Terrorism in Mumbai I'm really saddened by the tragic acts of terrorism in India of the past few days. I don't look at it in terms of how many Americans were hurt. I look at this as an offense against humanity. We have to continue to hunt down these beasts.
Pipeline Resolution As you might know, I'm a member of the board of CPANA, our neighborhood group formed to deal with proposed gas drilling here. We're supporting reform of eminent domain powers for oil and gas pipeline utilities. We have a letter-writing campaign, and I hope you'll help us. The Lewisville City Council is set to vote on a resolution that we support on Monday night at 7 PM.
Painting the TV Screen Last week, I painted the screen of my 60 inch television. No, I'm not crazy. Our television in the bedroom is a projection TV, and we use the blank wall opposite our bed to view it. The wall had gotten dingy and had nail holes and children's drawings on it. It does seem to make the screen look a lot better. Now I just need to reinstall the surround-sound.
Citizen's Police Academy I'll graduate from Lewisville's Citizens Police Academy on Thursday night. Last week's final week of training was intense. We actually played the part of police officers in a number of various every-day scenarios, and learned just how difficult it can be to make those split-second decisions. In one scenario, my partner and I were to clear a darkened floor of a building, so we went in with flashlights and guns drawn. As we cleared a boiler room, neither of us thought to look UP! That was the fatal mistake, and I got shot by this guy with an AR-15. Also, I ducked behind a prisoner I was handcuffing when her passenger started shooting at me on a traffic stop. There's a really embarrassing picture of that, and I'll post it when I get a copy.
Long story short, I don't think I would want to have to be a police officer. But if I did, I think training would be of utmost importance.

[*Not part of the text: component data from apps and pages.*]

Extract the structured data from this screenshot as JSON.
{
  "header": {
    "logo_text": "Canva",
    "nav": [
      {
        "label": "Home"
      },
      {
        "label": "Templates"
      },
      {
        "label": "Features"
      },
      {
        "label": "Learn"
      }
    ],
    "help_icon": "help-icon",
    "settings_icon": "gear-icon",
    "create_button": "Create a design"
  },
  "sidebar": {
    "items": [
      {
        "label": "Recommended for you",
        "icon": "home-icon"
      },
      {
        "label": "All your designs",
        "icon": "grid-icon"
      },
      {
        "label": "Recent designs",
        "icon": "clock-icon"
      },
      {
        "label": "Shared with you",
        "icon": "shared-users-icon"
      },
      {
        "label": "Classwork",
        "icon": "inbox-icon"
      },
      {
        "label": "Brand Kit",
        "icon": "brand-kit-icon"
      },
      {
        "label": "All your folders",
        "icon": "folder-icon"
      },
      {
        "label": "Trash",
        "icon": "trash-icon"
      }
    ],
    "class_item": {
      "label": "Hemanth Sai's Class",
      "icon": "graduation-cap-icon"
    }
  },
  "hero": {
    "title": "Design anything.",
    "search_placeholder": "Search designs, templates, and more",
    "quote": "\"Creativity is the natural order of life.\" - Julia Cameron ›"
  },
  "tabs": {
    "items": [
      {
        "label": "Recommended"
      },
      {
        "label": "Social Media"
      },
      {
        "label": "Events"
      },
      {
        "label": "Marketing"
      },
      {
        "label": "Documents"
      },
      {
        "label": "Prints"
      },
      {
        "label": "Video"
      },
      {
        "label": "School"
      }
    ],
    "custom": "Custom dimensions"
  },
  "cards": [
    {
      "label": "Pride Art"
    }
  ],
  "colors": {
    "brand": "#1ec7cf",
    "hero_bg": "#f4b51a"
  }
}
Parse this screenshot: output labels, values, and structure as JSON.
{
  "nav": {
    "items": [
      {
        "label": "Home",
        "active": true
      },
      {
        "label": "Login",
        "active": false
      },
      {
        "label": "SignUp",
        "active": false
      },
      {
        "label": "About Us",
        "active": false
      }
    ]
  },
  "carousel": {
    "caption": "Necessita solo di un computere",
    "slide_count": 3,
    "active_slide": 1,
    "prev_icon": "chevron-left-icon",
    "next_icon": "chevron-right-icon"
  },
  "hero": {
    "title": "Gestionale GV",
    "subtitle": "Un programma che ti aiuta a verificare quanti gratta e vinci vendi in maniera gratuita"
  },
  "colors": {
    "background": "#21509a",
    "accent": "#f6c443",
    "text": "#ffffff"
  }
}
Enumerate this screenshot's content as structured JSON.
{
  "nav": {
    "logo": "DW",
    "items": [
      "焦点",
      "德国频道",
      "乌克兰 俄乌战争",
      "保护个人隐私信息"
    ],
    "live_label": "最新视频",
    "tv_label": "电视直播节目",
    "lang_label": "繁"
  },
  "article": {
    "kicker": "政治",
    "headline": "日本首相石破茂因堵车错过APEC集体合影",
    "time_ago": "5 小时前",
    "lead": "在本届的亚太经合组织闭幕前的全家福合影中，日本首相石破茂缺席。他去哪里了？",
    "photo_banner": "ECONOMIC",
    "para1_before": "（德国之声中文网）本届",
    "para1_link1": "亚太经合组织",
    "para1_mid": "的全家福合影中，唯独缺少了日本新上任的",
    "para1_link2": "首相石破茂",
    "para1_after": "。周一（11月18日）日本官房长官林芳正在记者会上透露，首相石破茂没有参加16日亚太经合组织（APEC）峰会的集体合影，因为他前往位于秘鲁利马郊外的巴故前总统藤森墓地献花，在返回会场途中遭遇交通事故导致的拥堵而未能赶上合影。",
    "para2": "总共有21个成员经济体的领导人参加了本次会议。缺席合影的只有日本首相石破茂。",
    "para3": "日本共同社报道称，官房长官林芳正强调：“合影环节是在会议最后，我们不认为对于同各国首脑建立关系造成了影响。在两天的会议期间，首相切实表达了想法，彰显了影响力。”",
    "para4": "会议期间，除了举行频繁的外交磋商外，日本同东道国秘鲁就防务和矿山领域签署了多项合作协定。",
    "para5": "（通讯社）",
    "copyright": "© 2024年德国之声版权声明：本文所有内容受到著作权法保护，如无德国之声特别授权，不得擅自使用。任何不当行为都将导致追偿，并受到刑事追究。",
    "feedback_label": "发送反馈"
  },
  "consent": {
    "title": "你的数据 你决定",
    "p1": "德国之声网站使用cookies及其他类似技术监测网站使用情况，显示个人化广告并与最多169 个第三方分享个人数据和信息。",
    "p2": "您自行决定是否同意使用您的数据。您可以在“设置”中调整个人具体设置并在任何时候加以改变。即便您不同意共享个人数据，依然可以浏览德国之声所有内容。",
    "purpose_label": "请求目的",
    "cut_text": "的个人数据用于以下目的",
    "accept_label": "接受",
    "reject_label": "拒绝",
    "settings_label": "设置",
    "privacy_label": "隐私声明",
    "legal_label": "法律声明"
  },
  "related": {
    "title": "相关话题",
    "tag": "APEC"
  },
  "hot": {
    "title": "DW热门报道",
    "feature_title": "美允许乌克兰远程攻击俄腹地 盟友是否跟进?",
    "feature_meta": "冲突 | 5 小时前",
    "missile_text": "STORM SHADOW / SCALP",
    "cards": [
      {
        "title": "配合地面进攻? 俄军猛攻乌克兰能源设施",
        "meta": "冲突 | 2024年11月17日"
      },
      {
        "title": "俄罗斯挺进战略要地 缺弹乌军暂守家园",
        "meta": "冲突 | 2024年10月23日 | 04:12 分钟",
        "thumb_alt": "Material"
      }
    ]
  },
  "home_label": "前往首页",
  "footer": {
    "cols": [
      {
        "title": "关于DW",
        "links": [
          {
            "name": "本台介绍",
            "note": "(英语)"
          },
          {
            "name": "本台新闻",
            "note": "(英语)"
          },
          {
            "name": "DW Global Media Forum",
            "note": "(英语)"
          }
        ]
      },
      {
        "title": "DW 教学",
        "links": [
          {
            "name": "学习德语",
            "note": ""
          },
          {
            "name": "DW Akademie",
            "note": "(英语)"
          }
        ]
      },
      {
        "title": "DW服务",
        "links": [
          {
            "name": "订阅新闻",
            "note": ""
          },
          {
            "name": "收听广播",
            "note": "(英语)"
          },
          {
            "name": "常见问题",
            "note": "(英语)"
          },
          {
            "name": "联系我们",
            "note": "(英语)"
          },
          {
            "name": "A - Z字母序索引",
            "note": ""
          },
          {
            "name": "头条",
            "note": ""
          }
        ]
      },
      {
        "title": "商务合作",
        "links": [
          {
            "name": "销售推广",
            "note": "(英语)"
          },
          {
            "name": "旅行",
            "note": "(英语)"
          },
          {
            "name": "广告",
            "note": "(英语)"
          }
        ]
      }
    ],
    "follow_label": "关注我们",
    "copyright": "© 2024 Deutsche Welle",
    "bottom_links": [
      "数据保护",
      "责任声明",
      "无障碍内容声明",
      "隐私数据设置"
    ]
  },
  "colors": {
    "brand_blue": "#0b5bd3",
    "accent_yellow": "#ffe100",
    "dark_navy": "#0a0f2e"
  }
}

Prop. 8 blacklist Texas Cloverleaf thinks that the big-money supporters of California's anti-gay Proposition 8, should pay a price in their businesses. They're certainly free to use their money to support whatever they want, but we are all free to boycott their products and services.
Cinemark Theaters Highland Homes Apple Orthodontix and others are listed here